It turned out I was missing something completely obvious – a door I had to go through at the beginning. I’d tried other doors and found them locked. So I’m not sure if this was a door that required a key he had, and I didn’t, or if I had just missed it completely but I suspect the latter.

The pug went really well. The people knew their way through the twisting maze of BRD, and now my troll mage is the only character who actually has that achievement because goodness knows I’ve never found my way to the end on my own. I love leveling Frost, incidentally. I love my permanent water elemental. And oh, my gosh, Troll racials ARE overpowered. Berserking is just like Icy Veins, well without the pushback reduction, but who cares? I had Icy Veins from level one. And now I have a second icy veins. I macroed that to frostbolt with unabashed glee and never looked back.

It’s a strange feeling playing as the other faction when you’re used to being one almost exclusively. I feel the whole timeĀ  like someone infiltrating a secret society they’re not supposed to be a part of. At any moment, the members of the pug I am in may turn to me and say, “Hang on. You LOOK Horde-like but you aren’t really, are you? You’re really Alliance.” And they tug on my troll tusks and my head pops off to reveal (of course) Draenei horns. But they don’t, and all the pugs I’ve run over there have actually been quite nice for the most part. I’m also leveling a Tauren druid slowly. Notice a trend – my two main Alliance characters, a druid and a mage. My characters Hordeside? A mage, and a druid. Because I need an intervention, I may actually do some pug healing with the druid as she comes of age.

That ought to prove interesting. You see, if Vidyala is the spoiled “born with a silver shield strapped to her back” kind of healer, my Horde characters are the complete opposite. My druid is wearing pants, and some dodgy leather vest she ripped from an animal’s carcass, carrying a wooden stick, and precious little else. She has no heirlooms. She does have bags thanks to a friend I have who traded me some money (He gave my Horde characters gold, I gave the same amount to his Alliance characters, as each of our fortunes resided in different places). So she has Netherweave bags, an unaccustomed luxury. I could spend some money to buy her a few greens, but I’m actually interested to see how leveling a character goes without any of these special perks. They say that precious few people who play trial WoW stick with it. As I’m clubbing swoops to death in Mulgore with my wooden cane because I’m OOM, I feel I’m plumbing the depths of exactly why that might be.

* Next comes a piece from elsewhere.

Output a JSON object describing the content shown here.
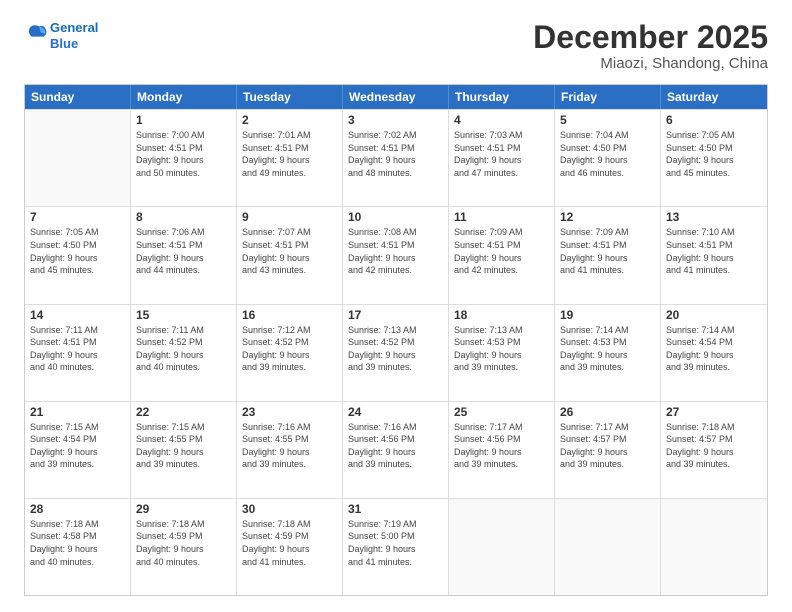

Yet somehow, I keep coming back to roll alts and relax, try out the other faction, try out pally healing when half the world says “go ret noob.” Endyme over at (Un)holy Randomness wrote some thoughts about things that drive people to need stress-relief in their game, and coping mechanisms. I know that I definitely turn to alts as a means of stress-relief or just for a quiet place. Although I may be doing that a bit less since I read this post by Gnomeageddon about how WoW is no better than a holiday. In brief; you may go on holiday but your problems are still there when you get back and it’s not always as relaxing as it may seem. I need to remember that.

And the post title is because Ophelie didn’t know my name but she was kind enough to link to me anyhow. And now I need to go through her post and meet many more great paladin bloggers because they all sound fantastic, and I am a mere imposter in their midst. Druid by day? With a side of mage? I also updated my blogroll. I’ve been adding lots of people to it on my Google reader but never updating it here. And yes, please do call me Vid, or Vidyala, it’s all good. I choose all my character names and ensure they are easy to shorten after my first character was named “Lafaera.” It’s not a bad name, but what do you call her? Most people opted for Laf, though I tried to encourage Faera, it was a pain.

Don’t even get me started about the pugger who called me “Laffy Taffy.” There’s a good reason she got a race change and a new name in the process.